Special Feature: The Music of E.T.: A Discussion with John Williams [10:00] A brief but fairly interesting conversation with John Williams, where he talks about his impression of the film and about developing one of the most memorable cinematic scores.
Special Feature: The 20th Anniversary Premiere [18:00] A look at the preparation, rehearsal and work that went into the 2002 theatrical premiere with a live performance of John Williams's score.
Special Feature: Designs, Photographs and Marketing [1080p] Broken into six categories, this is a still gallery of concept art and design by Ed Verreaux, Carlo Rambaldi and Ralph McQuarrie. There is also a large collection of production stills and marketing photos for fans to enjoy.
Theatrical Trailer: The Original Theatrical preview. Special Olympics TV Spot: Vintage TV spot for the Special Olympics with “E.T.”
Finally, following one box-office success after another, Steven Spielberg delivered another blockbuster smash with 'E.T. the Extra-Terrestrial,' a sci-fi masterpiece about friendship, family, and dealing with feelings of loneliness. During its release, the simple story of a boy befriending a stranded alien captured the imagination of the world, quickly growing into a cultural phenomenon and is today remembered as a timeless classic with a universal appeal for future generations. The Blu-ray lands with a spectacular and cinematic high-definition transfer, along with an excellent audio presentation that will surely entertain. While many of the supplements are the same from previous inferior NTSC DVD releases, the package includes two new exclusives that will satisfy fans, making this Blu-ray edition a must-own. Ever since I first viewed this beautiful film in London and had a 10 hanky Kleenex crying experience, like the rest of the cinema going public as the credits rolled up the screen, I have loved this exquisite beautiful film ever since and now I have this equally beautiful designed Limited Edition SteelBook exclusive to a UK Release, it has now gone pride of place in my ever increasing Steven Spielberg Blu-ray Collection. Highly Recommended!

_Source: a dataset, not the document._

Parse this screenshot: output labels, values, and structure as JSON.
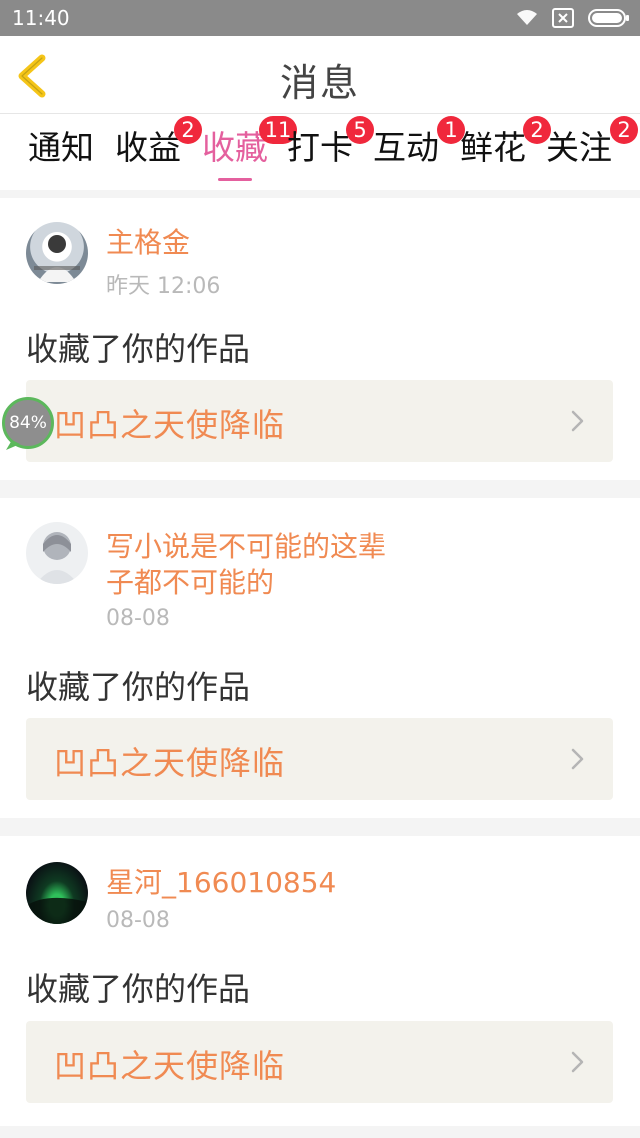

Andrew C. Miller – Your Ultimate No.1 Film Fan
Le Cinema Paradiso
WARE, United Kingdom